Human Rights in the Philippines: A Brief History
Human Rights in the Philippines, or the absence of these rights, are better understood through the prism of colonialism. Over the last 400 years the Filipino people have suffered under first 330 years of Spanish colonialism and then a further 45 years of American rule. Under Spanish colonialism, many nationalists were killed simply for advocating independence. The Spanish period was followed by a particularly brutal period of “pacification” when hundreds of thousands of Filipinos were killed resisting integration into the new American Empire.
Following “independence” from the United States in 1945, the Philippines served as a testing ground for counter-insurgency operation. Throughout the 1950s US advisors assisted the now independent Armed Forces of the Philippines (AFP) with counter-insurgency operations.
With the declaration of Martial Law in 1972, human rights violations were institutionalised as an integral element of the political control strategy of the Marcos dictatorship. Unlawful arrest, political detention and summary execution became standard practices for the AFP in their struggle against popular democratic forces.

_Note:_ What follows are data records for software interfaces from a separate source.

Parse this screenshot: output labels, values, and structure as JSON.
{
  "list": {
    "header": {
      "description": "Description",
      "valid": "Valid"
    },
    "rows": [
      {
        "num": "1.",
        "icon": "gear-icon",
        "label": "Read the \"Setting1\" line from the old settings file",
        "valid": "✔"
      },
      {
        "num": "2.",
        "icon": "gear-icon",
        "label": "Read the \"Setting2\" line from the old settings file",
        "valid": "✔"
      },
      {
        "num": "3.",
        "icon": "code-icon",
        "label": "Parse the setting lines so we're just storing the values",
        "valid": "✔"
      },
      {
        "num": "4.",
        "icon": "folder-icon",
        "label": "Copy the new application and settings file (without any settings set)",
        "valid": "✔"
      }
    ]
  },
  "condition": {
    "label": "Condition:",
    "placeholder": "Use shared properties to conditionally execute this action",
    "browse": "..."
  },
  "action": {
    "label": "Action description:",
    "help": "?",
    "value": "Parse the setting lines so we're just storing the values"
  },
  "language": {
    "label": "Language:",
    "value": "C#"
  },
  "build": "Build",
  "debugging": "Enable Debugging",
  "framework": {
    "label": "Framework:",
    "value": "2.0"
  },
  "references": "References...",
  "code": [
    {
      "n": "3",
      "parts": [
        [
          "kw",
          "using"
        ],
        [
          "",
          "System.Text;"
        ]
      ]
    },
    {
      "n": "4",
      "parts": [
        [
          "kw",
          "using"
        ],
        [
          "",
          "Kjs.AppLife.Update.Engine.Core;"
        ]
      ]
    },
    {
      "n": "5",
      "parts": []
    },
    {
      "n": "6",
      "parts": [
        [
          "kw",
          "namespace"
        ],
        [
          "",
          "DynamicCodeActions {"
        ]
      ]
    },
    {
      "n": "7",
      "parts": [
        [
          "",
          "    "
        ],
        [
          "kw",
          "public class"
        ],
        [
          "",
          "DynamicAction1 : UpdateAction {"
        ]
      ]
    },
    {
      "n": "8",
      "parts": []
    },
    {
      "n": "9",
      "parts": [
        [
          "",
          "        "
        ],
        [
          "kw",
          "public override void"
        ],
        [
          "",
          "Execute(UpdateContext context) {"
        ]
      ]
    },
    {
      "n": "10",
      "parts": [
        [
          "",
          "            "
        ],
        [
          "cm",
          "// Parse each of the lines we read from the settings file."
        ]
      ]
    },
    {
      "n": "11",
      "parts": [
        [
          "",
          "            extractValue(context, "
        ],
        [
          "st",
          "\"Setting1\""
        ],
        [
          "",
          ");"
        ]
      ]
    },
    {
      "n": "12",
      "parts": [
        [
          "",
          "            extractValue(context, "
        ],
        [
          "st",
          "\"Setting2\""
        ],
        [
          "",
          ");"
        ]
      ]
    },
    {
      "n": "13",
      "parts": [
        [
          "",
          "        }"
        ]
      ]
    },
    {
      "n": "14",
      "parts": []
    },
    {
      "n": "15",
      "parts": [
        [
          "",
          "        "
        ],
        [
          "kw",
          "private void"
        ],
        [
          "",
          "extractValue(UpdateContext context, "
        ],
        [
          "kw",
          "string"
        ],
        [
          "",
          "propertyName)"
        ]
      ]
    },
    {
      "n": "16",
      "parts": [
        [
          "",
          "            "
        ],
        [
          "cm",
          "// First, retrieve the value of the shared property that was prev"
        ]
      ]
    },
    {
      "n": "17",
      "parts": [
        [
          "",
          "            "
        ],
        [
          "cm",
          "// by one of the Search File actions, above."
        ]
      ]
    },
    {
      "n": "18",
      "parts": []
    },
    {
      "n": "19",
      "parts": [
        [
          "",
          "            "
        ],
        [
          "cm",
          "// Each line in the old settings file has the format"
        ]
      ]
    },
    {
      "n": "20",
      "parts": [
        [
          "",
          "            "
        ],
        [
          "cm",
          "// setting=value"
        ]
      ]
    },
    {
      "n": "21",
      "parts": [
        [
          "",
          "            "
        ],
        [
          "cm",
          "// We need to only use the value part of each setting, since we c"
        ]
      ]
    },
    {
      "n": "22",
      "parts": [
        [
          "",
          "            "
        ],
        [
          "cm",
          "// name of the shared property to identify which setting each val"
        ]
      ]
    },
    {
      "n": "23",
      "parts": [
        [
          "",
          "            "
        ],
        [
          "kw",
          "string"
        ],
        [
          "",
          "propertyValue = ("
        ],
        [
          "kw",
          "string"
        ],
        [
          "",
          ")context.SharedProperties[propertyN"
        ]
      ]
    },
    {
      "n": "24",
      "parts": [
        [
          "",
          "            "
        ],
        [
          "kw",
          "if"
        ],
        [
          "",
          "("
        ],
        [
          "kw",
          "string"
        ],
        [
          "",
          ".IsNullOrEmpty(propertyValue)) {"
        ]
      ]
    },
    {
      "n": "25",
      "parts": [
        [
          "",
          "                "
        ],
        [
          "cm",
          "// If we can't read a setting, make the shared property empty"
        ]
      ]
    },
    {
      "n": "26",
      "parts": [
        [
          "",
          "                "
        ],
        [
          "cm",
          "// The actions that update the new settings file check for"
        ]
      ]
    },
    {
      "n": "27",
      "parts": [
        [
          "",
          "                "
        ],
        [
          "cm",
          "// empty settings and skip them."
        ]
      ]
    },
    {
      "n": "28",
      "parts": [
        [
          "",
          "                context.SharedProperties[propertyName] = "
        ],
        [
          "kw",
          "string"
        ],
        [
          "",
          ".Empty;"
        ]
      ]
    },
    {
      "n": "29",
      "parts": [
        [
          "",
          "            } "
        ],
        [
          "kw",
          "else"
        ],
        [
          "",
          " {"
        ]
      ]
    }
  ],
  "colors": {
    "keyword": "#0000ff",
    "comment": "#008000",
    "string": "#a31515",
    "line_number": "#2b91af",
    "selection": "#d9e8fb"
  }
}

The end of the Marcos dictatorship in the mid-1980s however did not put an end to human rights violations. Under Aquino, new political detainees again begin to fill the jails. In addition, military operation intensified creating tens of thousands of internal refugees throughout the country, in the late 1980s. On another ominous note, extra-judicial killing continued and leading activists were assassinated by military elements under the Aquino Presidency.
During successive regimes in the 1990’s human rights violations continued to be a problem but on a reduced level. This changed dramatically with the 1998 declaration of War against the Moro peoples in Mindanao-Sulu by the Estrada government. This launched another wave of internal refugees and witnessed massive violations of the rights of Moro peoples through arbitrary arrests, political detention, and extra-judicial killings.
These phenomenon have become more widespread since Gloria Macapagal-Arroyo came to power. As the army pursues more vigorous counter-insurgency, human rights have become the first casualty (under the guise of the “war on terror”). Members of legal political organizations such as Bayan, Bayan Muna and the human rights group Karapatan have been targeted for arrest and in some instances summary execution.